> _THE RECORDS_:
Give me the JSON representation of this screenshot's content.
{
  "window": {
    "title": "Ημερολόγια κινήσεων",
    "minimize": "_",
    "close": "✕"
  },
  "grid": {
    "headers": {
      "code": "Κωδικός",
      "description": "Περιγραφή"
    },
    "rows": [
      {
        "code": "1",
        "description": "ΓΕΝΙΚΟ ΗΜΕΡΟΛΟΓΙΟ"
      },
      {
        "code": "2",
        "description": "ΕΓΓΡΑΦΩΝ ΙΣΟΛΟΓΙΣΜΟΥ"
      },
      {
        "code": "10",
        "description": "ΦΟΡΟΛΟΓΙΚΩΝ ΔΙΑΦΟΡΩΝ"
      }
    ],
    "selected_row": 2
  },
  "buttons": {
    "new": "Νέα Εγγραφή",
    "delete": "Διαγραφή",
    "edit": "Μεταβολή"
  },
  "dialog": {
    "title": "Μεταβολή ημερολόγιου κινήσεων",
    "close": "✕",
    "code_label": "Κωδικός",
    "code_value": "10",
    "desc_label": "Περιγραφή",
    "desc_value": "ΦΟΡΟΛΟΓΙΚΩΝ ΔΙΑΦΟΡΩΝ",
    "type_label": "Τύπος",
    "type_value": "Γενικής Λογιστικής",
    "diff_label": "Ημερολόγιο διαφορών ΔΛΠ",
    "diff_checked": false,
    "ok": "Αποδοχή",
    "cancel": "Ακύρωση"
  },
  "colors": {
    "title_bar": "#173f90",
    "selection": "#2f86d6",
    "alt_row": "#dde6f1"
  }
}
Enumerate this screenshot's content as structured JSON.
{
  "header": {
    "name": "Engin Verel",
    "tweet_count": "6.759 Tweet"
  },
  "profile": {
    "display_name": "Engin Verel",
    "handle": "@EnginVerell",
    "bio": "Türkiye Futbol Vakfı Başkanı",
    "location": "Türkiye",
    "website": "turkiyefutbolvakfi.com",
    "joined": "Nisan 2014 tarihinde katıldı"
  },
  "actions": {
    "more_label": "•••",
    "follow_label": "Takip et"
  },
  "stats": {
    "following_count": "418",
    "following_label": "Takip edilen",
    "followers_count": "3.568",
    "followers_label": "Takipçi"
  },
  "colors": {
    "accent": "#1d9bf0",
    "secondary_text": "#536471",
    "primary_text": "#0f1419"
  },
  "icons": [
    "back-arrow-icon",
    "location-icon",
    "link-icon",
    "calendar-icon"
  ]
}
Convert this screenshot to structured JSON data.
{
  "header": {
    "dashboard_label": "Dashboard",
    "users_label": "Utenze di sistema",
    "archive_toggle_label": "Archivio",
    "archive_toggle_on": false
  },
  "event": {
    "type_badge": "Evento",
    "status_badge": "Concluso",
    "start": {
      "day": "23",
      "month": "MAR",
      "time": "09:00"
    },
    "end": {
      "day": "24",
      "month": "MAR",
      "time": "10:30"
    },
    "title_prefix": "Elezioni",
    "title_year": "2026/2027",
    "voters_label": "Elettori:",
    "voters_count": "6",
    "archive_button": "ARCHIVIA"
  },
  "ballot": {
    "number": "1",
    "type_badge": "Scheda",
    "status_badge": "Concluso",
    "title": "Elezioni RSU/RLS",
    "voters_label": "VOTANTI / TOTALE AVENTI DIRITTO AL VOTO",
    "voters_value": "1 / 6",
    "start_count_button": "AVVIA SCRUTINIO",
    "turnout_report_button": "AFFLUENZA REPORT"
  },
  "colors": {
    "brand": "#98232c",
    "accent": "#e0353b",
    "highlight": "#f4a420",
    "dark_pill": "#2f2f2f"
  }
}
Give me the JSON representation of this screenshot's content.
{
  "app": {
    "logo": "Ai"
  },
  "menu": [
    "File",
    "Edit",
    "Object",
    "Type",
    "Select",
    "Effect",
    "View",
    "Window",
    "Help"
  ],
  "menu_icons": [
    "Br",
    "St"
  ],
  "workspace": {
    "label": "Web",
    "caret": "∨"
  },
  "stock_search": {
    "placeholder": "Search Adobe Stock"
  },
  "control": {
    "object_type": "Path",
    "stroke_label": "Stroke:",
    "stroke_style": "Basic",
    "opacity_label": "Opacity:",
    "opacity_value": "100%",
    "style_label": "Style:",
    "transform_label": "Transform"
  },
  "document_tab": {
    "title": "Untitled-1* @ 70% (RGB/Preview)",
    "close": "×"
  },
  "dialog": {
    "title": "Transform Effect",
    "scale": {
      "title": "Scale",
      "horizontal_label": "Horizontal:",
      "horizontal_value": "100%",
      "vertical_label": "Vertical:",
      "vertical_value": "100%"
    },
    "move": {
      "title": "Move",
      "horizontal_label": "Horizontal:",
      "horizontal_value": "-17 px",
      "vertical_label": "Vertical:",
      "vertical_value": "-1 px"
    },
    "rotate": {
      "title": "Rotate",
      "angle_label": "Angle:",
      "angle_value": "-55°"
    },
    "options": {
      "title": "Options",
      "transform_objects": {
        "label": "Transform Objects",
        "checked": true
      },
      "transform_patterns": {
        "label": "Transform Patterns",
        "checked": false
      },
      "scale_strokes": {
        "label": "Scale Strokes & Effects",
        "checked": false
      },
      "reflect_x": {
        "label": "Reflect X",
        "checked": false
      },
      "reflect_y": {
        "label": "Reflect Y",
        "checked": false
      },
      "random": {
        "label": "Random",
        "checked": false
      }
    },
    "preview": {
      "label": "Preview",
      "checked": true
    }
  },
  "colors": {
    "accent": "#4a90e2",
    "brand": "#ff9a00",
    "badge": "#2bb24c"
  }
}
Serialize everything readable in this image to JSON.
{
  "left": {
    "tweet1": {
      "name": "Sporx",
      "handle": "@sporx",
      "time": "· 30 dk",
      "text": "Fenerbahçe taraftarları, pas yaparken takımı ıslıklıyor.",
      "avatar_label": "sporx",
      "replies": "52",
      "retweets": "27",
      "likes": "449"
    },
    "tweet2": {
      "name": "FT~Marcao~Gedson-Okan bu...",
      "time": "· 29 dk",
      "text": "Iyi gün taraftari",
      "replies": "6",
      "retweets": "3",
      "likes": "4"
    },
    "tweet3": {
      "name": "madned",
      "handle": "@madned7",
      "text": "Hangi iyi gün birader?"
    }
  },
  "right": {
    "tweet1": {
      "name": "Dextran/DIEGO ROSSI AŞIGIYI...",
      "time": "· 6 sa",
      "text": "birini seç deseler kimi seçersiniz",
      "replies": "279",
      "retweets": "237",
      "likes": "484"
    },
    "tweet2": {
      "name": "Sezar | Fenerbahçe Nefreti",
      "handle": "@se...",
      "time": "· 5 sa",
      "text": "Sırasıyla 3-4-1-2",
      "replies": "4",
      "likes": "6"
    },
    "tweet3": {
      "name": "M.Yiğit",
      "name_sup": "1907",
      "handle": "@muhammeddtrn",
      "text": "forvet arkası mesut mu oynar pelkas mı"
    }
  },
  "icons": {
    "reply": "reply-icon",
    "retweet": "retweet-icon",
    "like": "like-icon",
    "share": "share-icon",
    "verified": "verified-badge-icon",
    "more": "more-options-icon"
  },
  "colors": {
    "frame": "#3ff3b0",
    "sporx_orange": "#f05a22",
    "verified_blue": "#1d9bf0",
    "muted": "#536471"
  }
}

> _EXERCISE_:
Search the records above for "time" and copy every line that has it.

> _ANSWER BELOW_:
      "time": "09:00"
      "time": "10:30"
      "time": "· 30 dk",
      "time": "· 29 dk",
      "time": "· 6 sa",
      "time": "· 5 sa",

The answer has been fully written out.